Two and a half hours later, and ALL the chlorine is gone????? Huh uh. Something is seriously wrong there
On reflection, it occurs to me that the Swimming Pool Service & Repair guy may have failed to apply chlorine stabilizer when he did the start-up after the pool was refilled. Seems unlikely — this IS their business and they’ve been doing it for years. How could you forget that little detail?
But…it would explain why the chemicals go haywire within a few hours after application.
Whenever I get my act together today, I need to return the wimpy test kit Leslie’s sold me (I found a better one on Amazon, same price, more options, better vials, better chemicals). While I’m there I’ll ask them about the stabilizer issue. It would be good if they had a liquid form (stabilizer is basically cyanuric acid). Some brands of pool chlorine incorporate CYA — particularly chlorine tablets. These were pushing up the acid levels so high that the Leslie’s guy recommended using granulated Cl — which may be the problem right there. If the granulated product doesn’t contain CYA, then…duh! No wonder the water’s clouding up.
I personally prefer the granulated product, which you simply broadcast over the surface occasionally. It seems less nuisancey to me than keeping track of the damned floating pool tab holders and wrestling with alarming potentially explosive tablets every time you turn around. But…hm. But. If the tabs will hold down the haze, that may be the first recourse in a series of strategic steps:
- Try the tablets again;
- Pounce Leslie’s affable manager and interrogate him about the stabilizer issue;
- Possibly buy and add stabilizer…
Which I sure would ‘druther not be hassled with.
Speaking of hassle, on Monday I go in to get yet another goddamn actinic keratosis frozen off my hide.
Yesterday, to my horror and amazement, I learned that the current thinking among researchers is that actinic keratoses are not discrete phenomena. Instead, they represent what is called a “field disease,” especially where they crop up repeatedly in the same patch of skin. The theory is that they represent a larger area of diseased tissue. And the suggestion? Treat that area with a chemical, as well as freezing off each flare-up. “The management of multiple AKs is a long-term prospect, with no clear cure,” we’re told. “The best approach is the sequential treatment with a lesion-directed and a field-directed therapy.”
This, quite frankly, does not sound very pleasant. It entails applying a topical gel that singes your skin and can elicit some interesting allergic reactions. Monday I’ll have to take a printout of the article to the doc’s office and ask them if they don’t think they should prescribe one of the recommended drugs. Which, no, I would rather not use. But…besides the hassle and discomfort of these goddamn things (each one itches and hurts at the same time), the fact is they can convert to squamous cell carcinoma in short order. And that stuff will kill you just as dead as malignant melanoma will.

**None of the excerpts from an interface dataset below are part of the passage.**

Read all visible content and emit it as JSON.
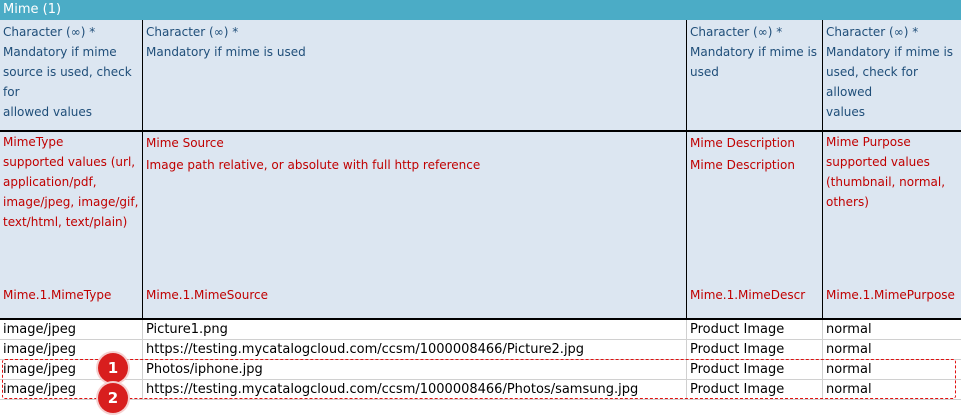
{
  "sheet_title": "Mime (1)",
  "header_rows": {
    "type_row": [
      "Character (∞) *\nMandatory if mime\nsource is used, check for\nallowed values",
      "Character (∞) *\nMandatory if mime is used",
      "Character (∞) *\nMandatory if mime is\nused",
      "Character (∞) *\nMandatory if mime is\nused, check for allowed\nvalues"
    ],
    "name_row": [
      "MimeType\nsupported values (url,\napplication/pdf,\nimage/jpeg, image/gif,\ntext/html, text/plain)",
      "Mime Source\nImage path relative, or absolute with full http reference",
      "Mime Description\nMime Description",
      "Mime Purpose\nsupported values\n(thumbnail, normal,\nothers)"
    ],
    "key_row": [
      "Mime.1.MimeType",
      "Mime.1.MimeSource",
      "Mime.1.MimeDescr",
      "Mime.1.MimePurpose"
    ]
  },
  "rows": [
    [
      "image/jpeg",
      "Picture1.png",
      "Product Image",
      "normal"
    ],
    [
      "image/jpeg",
      "https://testing.mycatalogcloud.com/ccsm/1000008466/Picture2.jpg",
      "Product Image",
      "normal"
    ],
    [
      "image/jpeg",
      "Photos/iphone.jpg",
      "Product Image",
      "normal"
    ],
    [
      "image/jpeg",
      "https://testing.mycatalogcloud.com/ccsm/1000008466/Photos/samsung.jpg",
      "Product Image",
      "normal"
    ]
  ],
  "markers": [
    "1",
    "2"
  ],
  "colors": {
    "title_bar": "#4bacc6",
    "header_band": "#dce6f1",
    "type_text": "#1f4e79",
    "name_text": "#c00000",
    "marker": "#d81e1e"
  }
}
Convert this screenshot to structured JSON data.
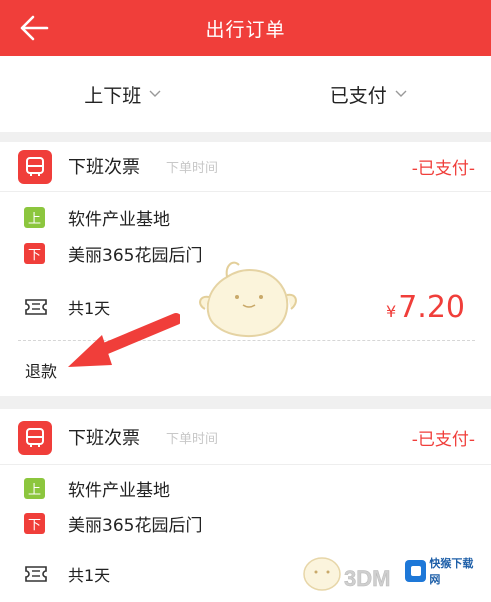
{
  "header": {
    "title": "出行订单"
  },
  "filters": [
    {
      "label": "上下班"
    },
    {
      "label": "已支付"
    }
  ],
  "orders": [
    {
      "ticket_type": "下班次票",
      "order_time": "下单时间",
      "status": "-已支付-",
      "stops": [
        {
          "badge": "上",
          "name": "软件产业基地"
        },
        {
          "badge": "下",
          "name": "美丽365花园后门"
        }
      ],
      "days": "共1天",
      "price_currency": "¥",
      "price": "7.20",
      "refund_label": "退款"
    },
    {
      "ticket_type": "下班次票",
      "order_time": "下单时间",
      "status": "-已支付-",
      "stops": [
        {
          "badge": "上",
          "name": "软件产业基地"
        },
        {
          "badge": "下",
          "name": "美丽365花园后门"
        }
      ],
      "days": "共1天"
    }
  ],
  "watermarks": {
    "logo_3dm": "3DM",
    "logo_kb": "快猴下载网"
  },
  "colors": {
    "brand_red": "#f03e3a",
    "board_green": "#8cc63e"
  },
  "icons": {
    "back": "arrow-left-icon",
    "dropdown": "chevron-down-icon",
    "bus": "bus-icon",
    "ticket": "ticket-icon"
  }
}
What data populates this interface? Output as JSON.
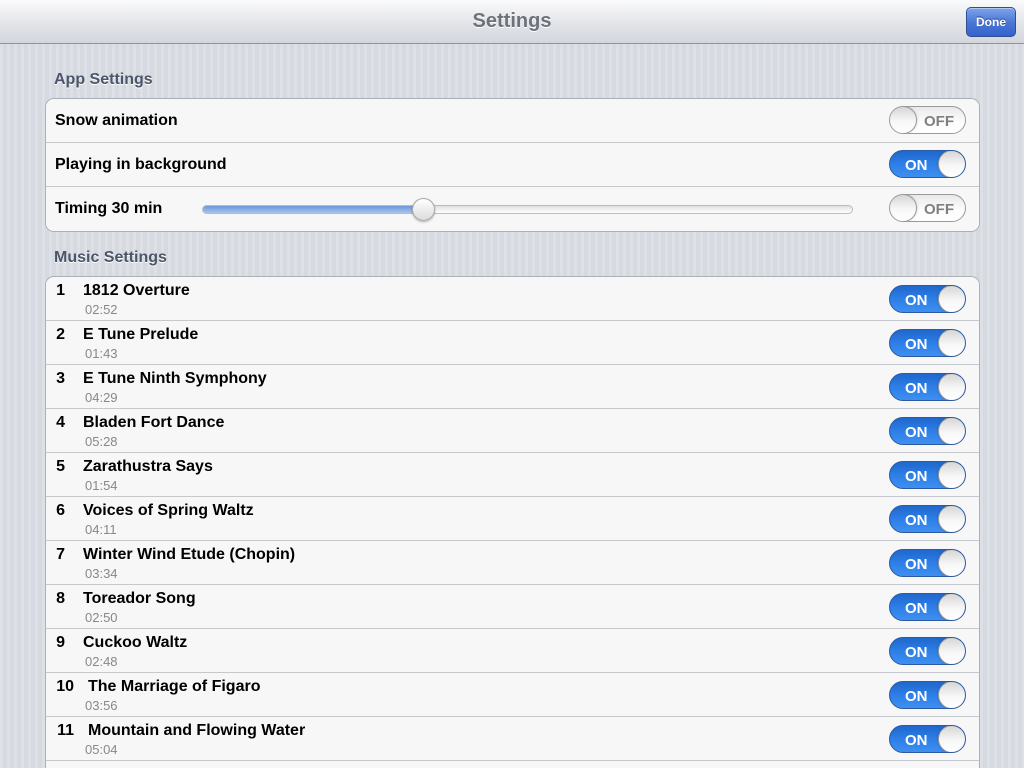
{
  "navbar": {
    "title": "Settings",
    "done_label": "Done"
  },
  "app_settings": {
    "header": "App Settings",
    "snow_animation": {
      "label": "Snow animation",
      "state": "OFF"
    },
    "playing_background": {
      "label": "Playing in background",
      "state": "ON"
    },
    "timing": {
      "label": "Timing 30 min",
      "slider_value": 0.34,
      "state": "OFF"
    }
  },
  "music_settings": {
    "header": "Music Settings",
    "tracks": [
      {
        "number": "1",
        "title": "1812 Overture",
        "duration": "02:52",
        "state": "ON"
      },
      {
        "number": "2",
        "title": "E Tune Prelude",
        "duration": "01:43",
        "state": "ON"
      },
      {
        "number": "3",
        "title": "E Tune Ninth Symphony",
        "duration": "04:29",
        "state": "ON"
      },
      {
        "number": "4",
        "title": "Bladen Fort Dance",
        "duration": "05:28",
        "state": "ON"
      },
      {
        "number": "5",
        "title": "Zarathustra Says",
        "duration": "01:54",
        "state": "ON"
      },
      {
        "number": "6",
        "title": "Voices of Spring Waltz",
        "duration": "04:11",
        "state": "ON"
      },
      {
        "number": "7",
        "title": "Winter Wind Etude (Chopin)",
        "duration": "03:34",
        "state": "ON"
      },
      {
        "number": "8",
        "title": "Toreador Song",
        "duration": "02:50",
        "state": "ON"
      },
      {
        "number": "9",
        "title": "Cuckoo Waltz",
        "duration": "02:48",
        "state": "ON"
      },
      {
        "number": "10",
        "title": "The Marriage of Figaro",
        "duration": "03:56",
        "state": "ON"
      },
      {
        "number": "11",
        "title": "Mountain and Flowing Water",
        "duration": "05:04",
        "state": "ON"
      }
    ]
  },
  "colors": {
    "switch_on": "#2d7fe8",
    "done_button": "#4b78d6"
  }
}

In other precincts: this heat is making me freaking comatose. I have not gotten anything done. Have not posted another section of Fire-Rider. Have not tried to get back to writing Ella. Have not done much house maintenance other than struggle with the pool (many other projects await the human’s attention). Have done little else but eat and sleep. And clean the pool. 😀